(The problem) Print only what runs from the line that includes "Parse this screenshot: output" to the end of the listing, word for word, and do not include any pictures.

(Material to process)
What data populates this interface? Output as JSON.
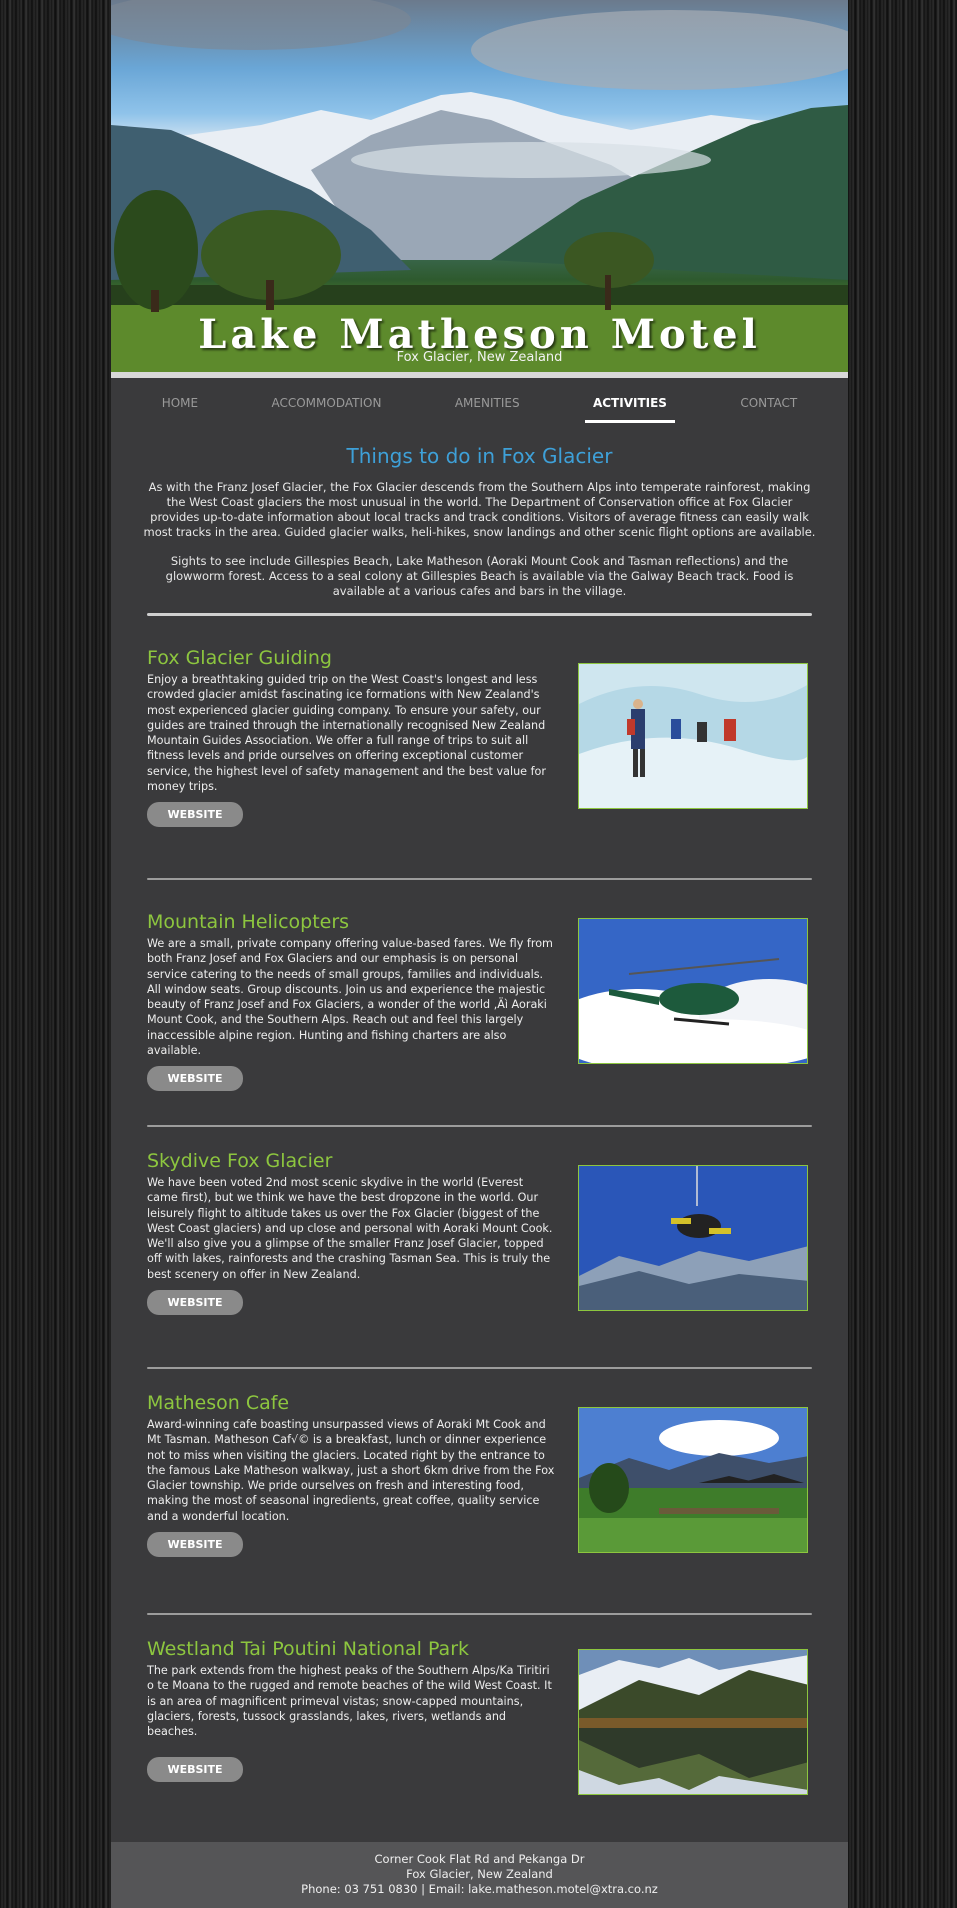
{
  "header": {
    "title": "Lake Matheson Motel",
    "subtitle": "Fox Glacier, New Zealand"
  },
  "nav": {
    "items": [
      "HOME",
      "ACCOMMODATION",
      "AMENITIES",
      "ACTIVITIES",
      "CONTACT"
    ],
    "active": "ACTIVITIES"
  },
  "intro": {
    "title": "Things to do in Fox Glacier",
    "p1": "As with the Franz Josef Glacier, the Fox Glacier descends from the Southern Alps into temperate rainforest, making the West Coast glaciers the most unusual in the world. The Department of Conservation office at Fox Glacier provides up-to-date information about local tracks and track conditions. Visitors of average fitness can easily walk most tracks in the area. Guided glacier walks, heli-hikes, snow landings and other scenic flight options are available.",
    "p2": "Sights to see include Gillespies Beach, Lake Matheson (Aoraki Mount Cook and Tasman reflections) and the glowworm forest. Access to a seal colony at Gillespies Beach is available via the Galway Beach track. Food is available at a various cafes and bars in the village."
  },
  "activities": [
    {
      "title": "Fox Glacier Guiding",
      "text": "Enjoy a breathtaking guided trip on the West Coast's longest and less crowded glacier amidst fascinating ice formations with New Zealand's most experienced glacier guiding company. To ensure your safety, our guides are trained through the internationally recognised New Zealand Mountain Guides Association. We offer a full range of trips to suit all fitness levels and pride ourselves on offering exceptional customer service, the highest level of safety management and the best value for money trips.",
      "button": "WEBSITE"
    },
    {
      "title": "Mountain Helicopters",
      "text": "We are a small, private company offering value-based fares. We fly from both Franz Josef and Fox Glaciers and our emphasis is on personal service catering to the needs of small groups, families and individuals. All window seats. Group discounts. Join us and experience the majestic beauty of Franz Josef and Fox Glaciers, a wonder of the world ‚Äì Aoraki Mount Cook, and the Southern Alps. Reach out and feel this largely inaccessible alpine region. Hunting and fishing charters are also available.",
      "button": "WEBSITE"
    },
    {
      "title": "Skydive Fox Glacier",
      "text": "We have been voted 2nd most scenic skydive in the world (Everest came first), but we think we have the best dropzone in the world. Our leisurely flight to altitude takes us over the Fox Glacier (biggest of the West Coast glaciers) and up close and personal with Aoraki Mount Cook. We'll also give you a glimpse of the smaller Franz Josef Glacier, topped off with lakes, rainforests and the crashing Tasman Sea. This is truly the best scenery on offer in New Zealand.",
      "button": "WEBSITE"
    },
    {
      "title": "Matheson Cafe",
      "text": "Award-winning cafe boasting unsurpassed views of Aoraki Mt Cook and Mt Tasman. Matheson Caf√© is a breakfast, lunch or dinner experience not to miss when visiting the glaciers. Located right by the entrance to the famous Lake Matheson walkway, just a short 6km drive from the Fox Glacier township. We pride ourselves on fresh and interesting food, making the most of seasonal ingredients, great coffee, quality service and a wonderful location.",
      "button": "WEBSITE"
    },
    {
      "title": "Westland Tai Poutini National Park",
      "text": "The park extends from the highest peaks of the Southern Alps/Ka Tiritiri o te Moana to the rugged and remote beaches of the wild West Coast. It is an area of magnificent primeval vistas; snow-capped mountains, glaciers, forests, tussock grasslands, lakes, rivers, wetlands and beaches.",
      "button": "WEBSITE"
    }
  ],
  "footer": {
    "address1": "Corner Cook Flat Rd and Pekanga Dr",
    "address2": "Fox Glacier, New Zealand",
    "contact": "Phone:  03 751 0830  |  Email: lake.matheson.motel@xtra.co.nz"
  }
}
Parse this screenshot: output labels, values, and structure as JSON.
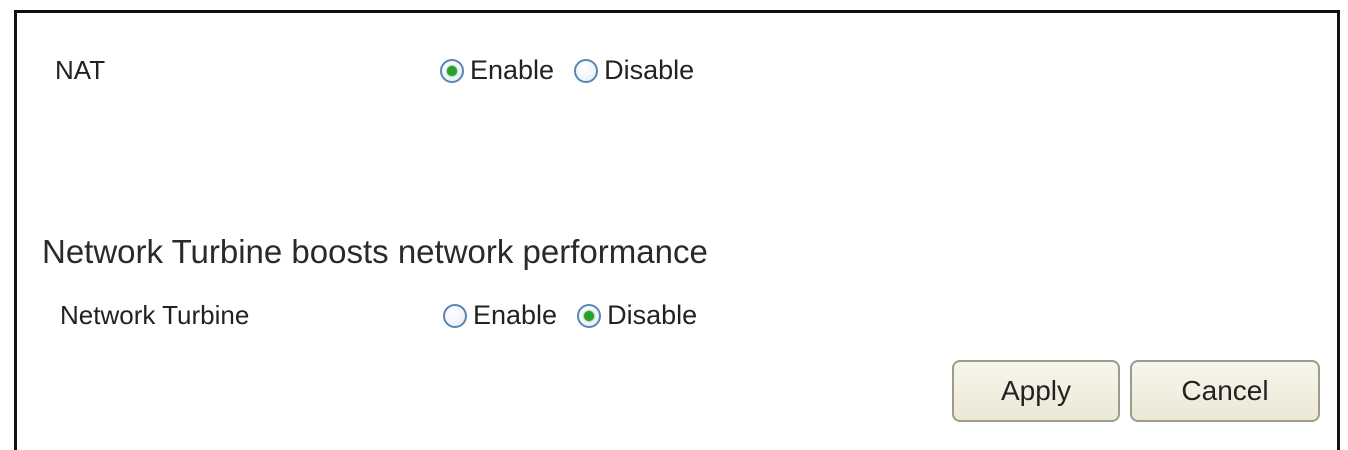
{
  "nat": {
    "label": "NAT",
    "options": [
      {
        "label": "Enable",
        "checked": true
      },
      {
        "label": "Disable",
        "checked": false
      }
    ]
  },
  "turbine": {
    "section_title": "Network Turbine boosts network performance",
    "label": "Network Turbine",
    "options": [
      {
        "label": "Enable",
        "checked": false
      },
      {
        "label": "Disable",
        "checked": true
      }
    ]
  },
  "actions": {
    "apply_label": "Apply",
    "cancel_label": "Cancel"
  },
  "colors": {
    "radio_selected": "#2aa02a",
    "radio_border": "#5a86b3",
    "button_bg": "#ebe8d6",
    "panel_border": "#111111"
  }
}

(Solved problem)
Parse this screenshot: output labels, values, and structure as JSON.
{
  "nat": {
    "label": "NAT",
    "options": [
      {
        "label": "Enable",
        "checked": true
      },
      {
        "label": "Disable",
        "checked": false
      }
    ]
  },
  "turbine": {
    "section_title": "Network Turbine boosts network performance",
    "label": "Network Turbine",
    "options": [
      {
        "label": "Enable",
        "checked": false
      },
      {
        "label": "Disable",
        "checked": true
      }
    ]
  },
  "actions": {
    "apply_label": "Apply",
    "cancel_label": "Cancel"
  },
  "colors": {
    "radio_selected": "#2aa02a",
    "radio_border": "#5a86b3",
    "button_bg": "#ebe8d6",
    "panel_border": "#111111"
  }
}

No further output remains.